_Action item_
In the listing below, find each line holding "filename" and copy it.

_Source material_
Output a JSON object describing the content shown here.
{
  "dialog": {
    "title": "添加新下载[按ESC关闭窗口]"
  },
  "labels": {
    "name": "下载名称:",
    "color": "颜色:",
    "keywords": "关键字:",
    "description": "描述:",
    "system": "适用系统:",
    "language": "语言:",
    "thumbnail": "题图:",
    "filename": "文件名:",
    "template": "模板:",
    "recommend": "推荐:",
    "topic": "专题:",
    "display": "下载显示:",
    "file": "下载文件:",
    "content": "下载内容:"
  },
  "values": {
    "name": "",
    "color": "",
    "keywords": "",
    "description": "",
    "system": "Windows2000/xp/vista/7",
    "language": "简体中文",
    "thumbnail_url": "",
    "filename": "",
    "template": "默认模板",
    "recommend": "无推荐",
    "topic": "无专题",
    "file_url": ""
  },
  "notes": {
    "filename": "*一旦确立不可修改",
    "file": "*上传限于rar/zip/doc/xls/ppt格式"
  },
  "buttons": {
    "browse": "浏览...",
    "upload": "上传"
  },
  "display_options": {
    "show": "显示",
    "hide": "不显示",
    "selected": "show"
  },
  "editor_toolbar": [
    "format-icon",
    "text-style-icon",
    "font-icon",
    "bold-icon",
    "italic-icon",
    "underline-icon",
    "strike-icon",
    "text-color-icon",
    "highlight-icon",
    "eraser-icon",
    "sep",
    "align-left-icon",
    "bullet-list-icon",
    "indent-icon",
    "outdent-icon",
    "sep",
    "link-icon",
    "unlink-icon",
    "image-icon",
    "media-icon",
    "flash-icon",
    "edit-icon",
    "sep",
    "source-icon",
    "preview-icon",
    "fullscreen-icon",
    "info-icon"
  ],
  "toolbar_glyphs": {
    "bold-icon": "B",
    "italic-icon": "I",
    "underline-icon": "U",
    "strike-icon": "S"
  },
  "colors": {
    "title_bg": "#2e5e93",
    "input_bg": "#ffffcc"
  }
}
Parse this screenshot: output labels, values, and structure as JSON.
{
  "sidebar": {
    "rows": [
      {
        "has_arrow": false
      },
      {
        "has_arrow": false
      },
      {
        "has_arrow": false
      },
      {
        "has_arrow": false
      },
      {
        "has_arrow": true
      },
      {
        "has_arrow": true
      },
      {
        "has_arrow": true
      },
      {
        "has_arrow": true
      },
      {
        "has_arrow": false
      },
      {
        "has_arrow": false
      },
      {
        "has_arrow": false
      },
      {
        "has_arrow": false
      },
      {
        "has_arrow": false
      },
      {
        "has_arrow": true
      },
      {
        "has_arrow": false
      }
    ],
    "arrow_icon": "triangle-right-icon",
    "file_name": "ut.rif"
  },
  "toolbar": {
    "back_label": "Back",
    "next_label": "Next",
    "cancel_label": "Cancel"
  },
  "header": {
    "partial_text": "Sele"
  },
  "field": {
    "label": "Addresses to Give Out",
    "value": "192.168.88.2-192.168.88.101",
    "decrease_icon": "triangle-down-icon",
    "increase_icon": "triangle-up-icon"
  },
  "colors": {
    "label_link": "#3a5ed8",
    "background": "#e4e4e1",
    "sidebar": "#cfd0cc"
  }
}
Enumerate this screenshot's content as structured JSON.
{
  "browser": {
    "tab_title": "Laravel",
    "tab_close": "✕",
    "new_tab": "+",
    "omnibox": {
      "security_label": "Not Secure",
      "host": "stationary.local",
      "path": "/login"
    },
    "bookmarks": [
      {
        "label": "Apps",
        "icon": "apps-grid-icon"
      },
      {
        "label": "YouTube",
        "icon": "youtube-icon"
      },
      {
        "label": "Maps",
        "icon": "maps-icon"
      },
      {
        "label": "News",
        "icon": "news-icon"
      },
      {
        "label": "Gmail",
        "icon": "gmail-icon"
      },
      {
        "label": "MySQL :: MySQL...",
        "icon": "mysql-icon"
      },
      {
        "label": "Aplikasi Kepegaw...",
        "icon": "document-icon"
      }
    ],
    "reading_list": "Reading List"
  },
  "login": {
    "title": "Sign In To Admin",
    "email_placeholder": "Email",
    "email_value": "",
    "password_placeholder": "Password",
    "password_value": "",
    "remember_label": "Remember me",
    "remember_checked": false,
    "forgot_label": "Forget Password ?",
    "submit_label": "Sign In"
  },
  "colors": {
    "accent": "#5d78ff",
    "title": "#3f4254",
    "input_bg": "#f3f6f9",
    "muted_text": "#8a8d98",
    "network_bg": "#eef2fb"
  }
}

_Result of this exercise_
    "filename": "文件名:",
    "filename": "",
    "filename": "*一旦确立不可修改",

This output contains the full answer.